[Items listed in a dataset]
===============
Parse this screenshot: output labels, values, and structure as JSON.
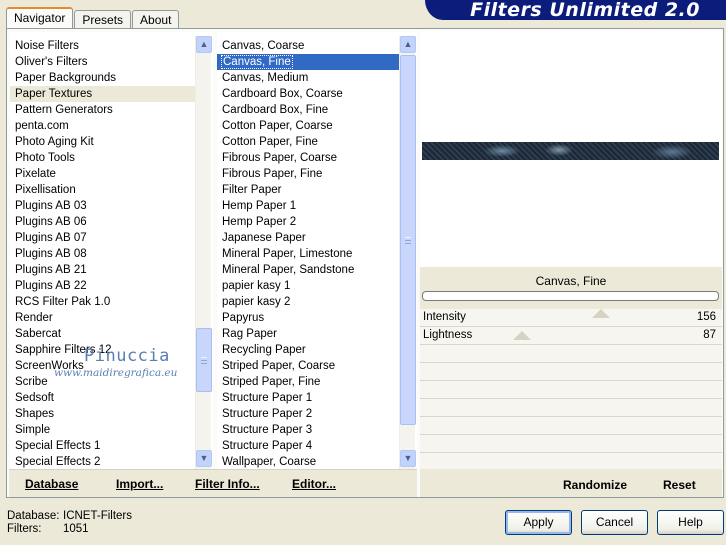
{
  "banner": {
    "title": "Filters Unlimited 2.0"
  },
  "tabs": [
    {
      "label": "Navigator",
      "active": true
    },
    {
      "label": "Presets",
      "active": false
    },
    {
      "label": "About",
      "active": false
    }
  ],
  "categories": {
    "items": [
      "Noise Filters",
      "Oliver's Filters",
      "Paper Backgrounds",
      "Paper Textures",
      "Pattern Generators",
      "penta.com",
      "Photo Aging Kit",
      "Photo Tools",
      "Pixelate",
      "Pixellisation",
      "Plugins AB 03",
      "Plugins AB 06",
      "Plugins AB 07",
      "Plugins AB 08",
      "Plugins AB 21",
      "Plugins AB 22",
      "RCS Filter Pak 1.0",
      "Render",
      "Sabercat",
      "Sapphire Filters 12",
      "ScreenWorks",
      "Scribe",
      "Sedsoft",
      "Shapes",
      "Simple",
      "Special Effects 1",
      "Special Effects 2"
    ],
    "selected": "Paper Textures"
  },
  "filters": {
    "items": [
      "Canvas, Coarse",
      "Canvas, Fine",
      "Canvas, Medium",
      "Cardboard Box, Coarse",
      "Cardboard Box, Fine",
      "Cotton Paper, Coarse",
      "Cotton Paper, Fine",
      "Fibrous Paper, Coarse",
      "Fibrous Paper, Fine",
      "Filter Paper",
      "Hemp Paper 1",
      "Hemp Paper 2",
      "Japanese Paper",
      "Mineral Paper, Limestone",
      "Mineral Paper, Sandstone",
      "papier kasy 1",
      "papier kasy 2",
      "Papyrus",
      "Rag Paper",
      "Recycling Paper",
      "Striped Paper, Coarse",
      "Striped Paper, Fine",
      "Structure Paper 1",
      "Structure Paper 2",
      "Structure Paper 3",
      "Structure Paper 4",
      "Wallpaper, Coarse"
    ],
    "selected": "Canvas, Fine"
  },
  "left_buttons": {
    "database": "Database",
    "import": "Import...",
    "filter_info": "Filter Info...",
    "editor": "Editor..."
  },
  "preview": {
    "filter_name": "Canvas, Fine"
  },
  "params": [
    {
      "label": "Intensity",
      "value": "156"
    },
    {
      "label": "Lightness",
      "value": "87"
    }
  ],
  "watermark": {
    "name": "Pinuccia",
    "url": "www.maidiregrafica.eu"
  },
  "right_buttons": {
    "randomize": "Randomize",
    "reset": "Reset"
  },
  "info": {
    "database_label": "Database:",
    "database_value": "ICNET-Filters",
    "filters_label": "Filters:",
    "filters_value": "1051"
  },
  "dialog_buttons": {
    "apply": "Apply",
    "cancel": "Cancel",
    "help": "Help"
  },
  "colors": {
    "banner": "#0b1c7a",
    "selection": "#316ac5",
    "tab_highlight": "#e68b2c"
  }
}
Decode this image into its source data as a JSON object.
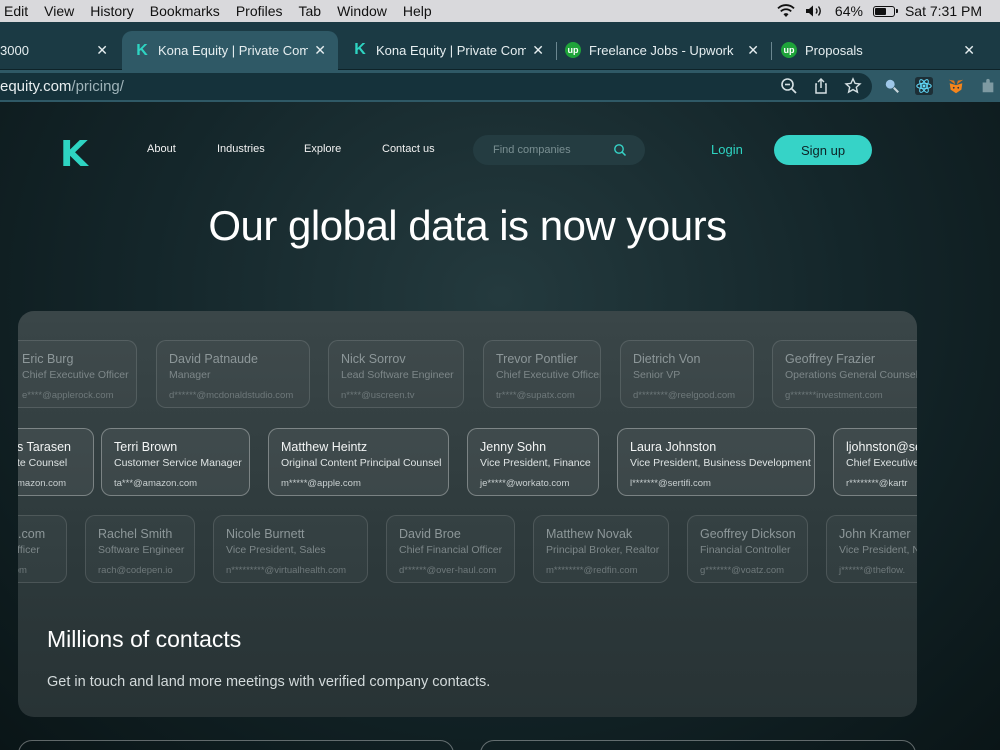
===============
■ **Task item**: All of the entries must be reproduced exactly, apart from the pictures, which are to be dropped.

■ **Expected output**:
Parse this screenshot: output labels, values, and structure as JSON.
{
  "banner": {
    "title": "Filters Unlimited 2.0"
  },
  "tabs": [
    {
      "label": "Navigator",
      "active": true
    },
    {
      "label": "Presets",
      "active": false
    },
    {
      "label": "About",
      "active": false
    }
  ],
  "categories": {
    "items": [
      "Noise Filters",
      "Oliver's Filters",
      "Paper Backgrounds",
      "Paper Textures",
      "Pattern Generators",
      "penta.com",
      "Photo Aging Kit",
      "Photo Tools",
      "Pixelate",
      "Pixellisation",
      "Plugins AB 03",
      "Plugins AB 06",
      "Plugins AB 07",
      "Plugins AB 08",
      "Plugins AB 21",
      "Plugins AB 22",
      "RCS Filter Pak 1.0",
      "Render",
      "Sabercat",
      "Sapphire Filters 12",
      "ScreenWorks",
      "Scribe",
      "Sedsoft",
      "Shapes",
      "Simple",
      "Special Effects 1",
      "Special Effects 2"
    ],
    "selected": "Paper Textures"
  },
  "filters": {
    "items": [
      "Canvas, Coarse",
      "Canvas, Fine",
      "Canvas, Medium",
      "Cardboard Box, Coarse",
      "Cardboard Box, Fine",
      "Cotton Paper, Coarse",
      "Cotton Paper, Fine",
      "Fibrous Paper, Coarse",
      "Fibrous Paper, Fine",
      "Filter Paper",
      "Hemp Paper 1",
      "Hemp Paper 2",
      "Japanese Paper",
      "Mineral Paper, Limestone",
      "Mineral Paper, Sandstone",
      "papier kasy 1",
      "papier kasy 2",
      "Papyrus",
      "Rag Paper",
      "Recycling Paper",
      "Striped Paper, Coarse",
      "Striped Paper, Fine",
      "Structure Paper 1",
      "Structure Paper 2",
      "Structure Paper 3",
      "Structure Paper 4",
      "Wallpaper, Coarse"
    ],
    "selected": "Canvas, Fine"
  },
  "left_buttons": {
    "database": "Database",
    "import": "Import...",
    "filter_info": "Filter Info...",
    "editor": "Editor..."
  },
  "preview": {
    "filter_name": "Canvas, Fine"
  },
  "params": [
    {
      "label": "Intensity",
      "value": "156"
    },
    {
      "label": "Lightness",
      "value": "87"
    }
  ],
  "watermark": {
    "name": "Pinuccia",
    "url": "www.maidiregrafica.eu"
  },
  "right_buttons": {
    "randomize": "Randomize",
    "reset": "Reset"
  },
  "info": {
    "database_label": "Database:",
    "database_value": "ICNET-Filters",
    "filters_label": "Filters:",
    "filters_value": "1051"
  },
  "dialog_buttons": {
    "apply": "Apply",
    "cancel": "Cancel",
    "help": "Help"
  },
  "colors": {
    "banner": "#0b1c7a",
    "selection": "#316ac5",
    "tab_highlight": "#e68b2c"
  }
}
Decode this image into its source data as a JSON object.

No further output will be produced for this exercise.